I was talking about that video in another post (though I never owned it... Couldn't remember the video's title at the time). Only saw it in stores a few times, and yet all these years I thought it also had a Clarissa Explains it All episode as well. It seems both the Hey Dude and Doug episode weren't broadcast very often, at least whenever I watched the show (and I can't remember any Hey Dude episode, but I think I vaguely remember that episode... Two of the characters date, though I can't remember if they became a regular couple).Hey Dude. UGH! I think I said this before... I had a Nickelodeon VHS called "Mushfest" that had a 11 minute Rugrats cartoon, an 11 minute Doug cartoon, and a big fat full half hour of Hey Dude in the middle. Guess what cartoon I bought it for? Yeah. The one at the end of the full half hour of Hey Dude. I didn't mind watching the Rugrats episode... it was pretty fun. The one where the cool kid Angelica falls in love with that becomes a big brother mentor for the babies... the one where Chuckie confesses he's afraid of the guy on the Oatmeal box.

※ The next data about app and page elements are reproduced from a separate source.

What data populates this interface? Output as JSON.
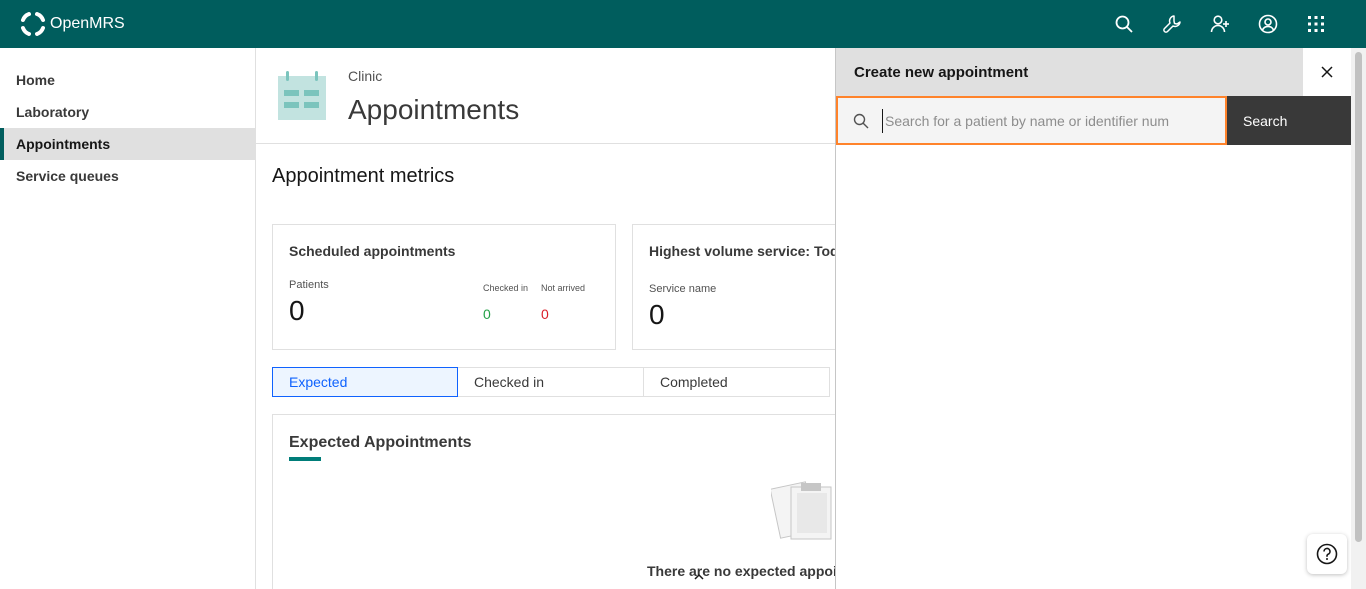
{
  "app": {
    "brand": "OpenMRS"
  },
  "topbar": {
    "color": "#005d5d",
    "icons": [
      "search-icon",
      "wrench-icon",
      "add-user-icon",
      "user-avatar-icon",
      "app-switcher-icon"
    ]
  },
  "sidebar": {
    "items": [
      {
        "label": "Home",
        "active": false
      },
      {
        "label": "Laboratory",
        "active": false
      },
      {
        "label": "Appointments",
        "active": true
      },
      {
        "label": "Service queues",
        "active": false
      }
    ]
  },
  "page": {
    "location": "Clinic",
    "title": "Appointments"
  },
  "metrics": {
    "title": "Appointment metrics",
    "scheduled": {
      "title": "Scheduled appointments",
      "patients_label": "Patients",
      "patients_value": "0",
      "checked_in_label": "Checked in",
      "checked_in_value": "0",
      "not_arrived_label": "Not arrived",
      "not_arrived_value": "0"
    },
    "highest_volume": {
      "title": "Highest volume service: Tod",
      "service_name_label": "Service name",
      "value": "0"
    }
  },
  "tabs": [
    {
      "label": "Expected",
      "active": true
    },
    {
      "label": "Checked in",
      "active": false
    },
    {
      "label": "Completed",
      "active": false
    }
  ],
  "expected": {
    "title": "Expected Appointments",
    "empty_text": "There are no expected appoi"
  },
  "overlay": {
    "title": "Create new appointment",
    "search_placeholder": "Search for a patient by name or identifier num",
    "search_button": "Search"
  },
  "colors": {
    "accent": "#005d5d",
    "focus_border": "#ff832b",
    "active_tab": "#0f62fe",
    "checked_in": "#24a148",
    "not_arrived": "#da1e28"
  }
}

I don't know about now, but it seems like Nick was always determined to have one sketch comedy show on the channel. You Can't Do That on Television ended production in 1990 (continuing to be shown in reruns until 1993) and around the time it ended production Welcome Freshman began and was initially a sketch comedy show (with all the actors playing the same character in each sketch). Then the show switched formats from a sketch comedy show to a sitcom around the time Roundhouse debuted, and when Roundhouse went off the air All That premiered.
There's one promo I remember well. I can't find it on its own on youtube (only as part of a fan-made compilation of Nickelodeon promos), which promoted "Actual Reality". It begins with an announcer saying "First, there were video games", showing a kid (or teenager?) playing video games. Then it switched to that kid wearing some virtural reality device on his head, the announcer adds"Then there was virtural reality, making it feel like you were there". And after that the kids house falls apart and he's at an outdoor basketball court and starts playing basketball with friends, as the announcer promotes actual reality, which really just promotes actually being outside and doing things. Back then, I was confused. I thought "Actual Reality" was an actual product, and that it didn't really show what actual reality was. In fact that commercial was also the first time I had heard of virtural reality. Aside from the Virtural Boy (which hardly had any real virtural reality-based games anyway) was it ever common for kids to actually have virtural reality devices, because I don't ever remember having any, and nobody I ever visited had any.